In the first section of the proposal audio-visual memory formation will be examined using EEG- measurements. Here, the relevance of pre-stimulus theta band amplitude and phase coupling and the relation of both parameters to post-stimulus processing will be examined. Theoretical models assumes that the coincident input from different sensory modalities to the hippocampus is realized by theta- band oscillatory activity. In the second section this assumption will be tested using combined EEG- and fMRI measurements. Here, the hypothesis is tested that theta-band pre-stimulus activity affects the consecutive processing within the hippocampus.
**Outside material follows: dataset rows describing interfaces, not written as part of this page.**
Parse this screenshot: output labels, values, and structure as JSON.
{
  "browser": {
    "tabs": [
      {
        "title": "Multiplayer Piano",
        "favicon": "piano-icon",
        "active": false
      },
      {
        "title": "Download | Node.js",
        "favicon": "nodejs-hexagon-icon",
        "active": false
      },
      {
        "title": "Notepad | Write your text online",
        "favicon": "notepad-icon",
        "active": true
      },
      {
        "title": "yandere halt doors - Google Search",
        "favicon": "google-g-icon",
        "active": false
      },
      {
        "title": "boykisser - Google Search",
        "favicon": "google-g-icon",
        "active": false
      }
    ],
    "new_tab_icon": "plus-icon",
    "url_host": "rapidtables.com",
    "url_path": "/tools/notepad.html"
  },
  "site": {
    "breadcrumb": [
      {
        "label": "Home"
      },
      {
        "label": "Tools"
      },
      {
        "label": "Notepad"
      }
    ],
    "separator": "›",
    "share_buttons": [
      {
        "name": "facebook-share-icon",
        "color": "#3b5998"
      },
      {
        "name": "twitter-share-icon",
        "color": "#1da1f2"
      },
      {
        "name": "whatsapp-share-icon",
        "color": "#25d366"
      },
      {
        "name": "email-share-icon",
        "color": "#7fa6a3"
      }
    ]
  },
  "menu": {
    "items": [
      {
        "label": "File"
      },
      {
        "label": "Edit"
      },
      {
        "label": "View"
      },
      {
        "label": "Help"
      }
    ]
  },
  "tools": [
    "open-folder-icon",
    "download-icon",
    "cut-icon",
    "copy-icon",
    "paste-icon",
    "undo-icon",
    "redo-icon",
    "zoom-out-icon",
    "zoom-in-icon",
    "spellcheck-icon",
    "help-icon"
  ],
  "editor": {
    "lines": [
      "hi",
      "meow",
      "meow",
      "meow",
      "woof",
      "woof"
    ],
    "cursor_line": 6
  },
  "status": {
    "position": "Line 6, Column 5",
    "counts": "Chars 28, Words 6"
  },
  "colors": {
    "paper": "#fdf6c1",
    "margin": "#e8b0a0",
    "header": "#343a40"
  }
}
The examination of the neuronal correlates of cross-sensory episodic memory should reflect
the rich environment in which these memories are generated usually.
Therefore, in the third section it is planned to test the reliability and validity of the laboratory results in a more realistic virtual reality (VR) setting. In the real world episodic memory is encoded in a natural context with is usually part of the memory. The VR setting is perfectly suited to test the encoding of more naturalistic contextual memory and the development of crossmodal association within that context. Furthermore, the behavior of the participants can be recorded in VR in detail to relate behavioral aspects to the formation of memory. Here, it is planned to
test the influence of self-engaged actions and exploratory behavior (head- and eye movements) on the pre-stimulus oscillatory state and memory encoding. Therefore, EEG will be measured simultaneously with the VR- stimulation in the last experiments.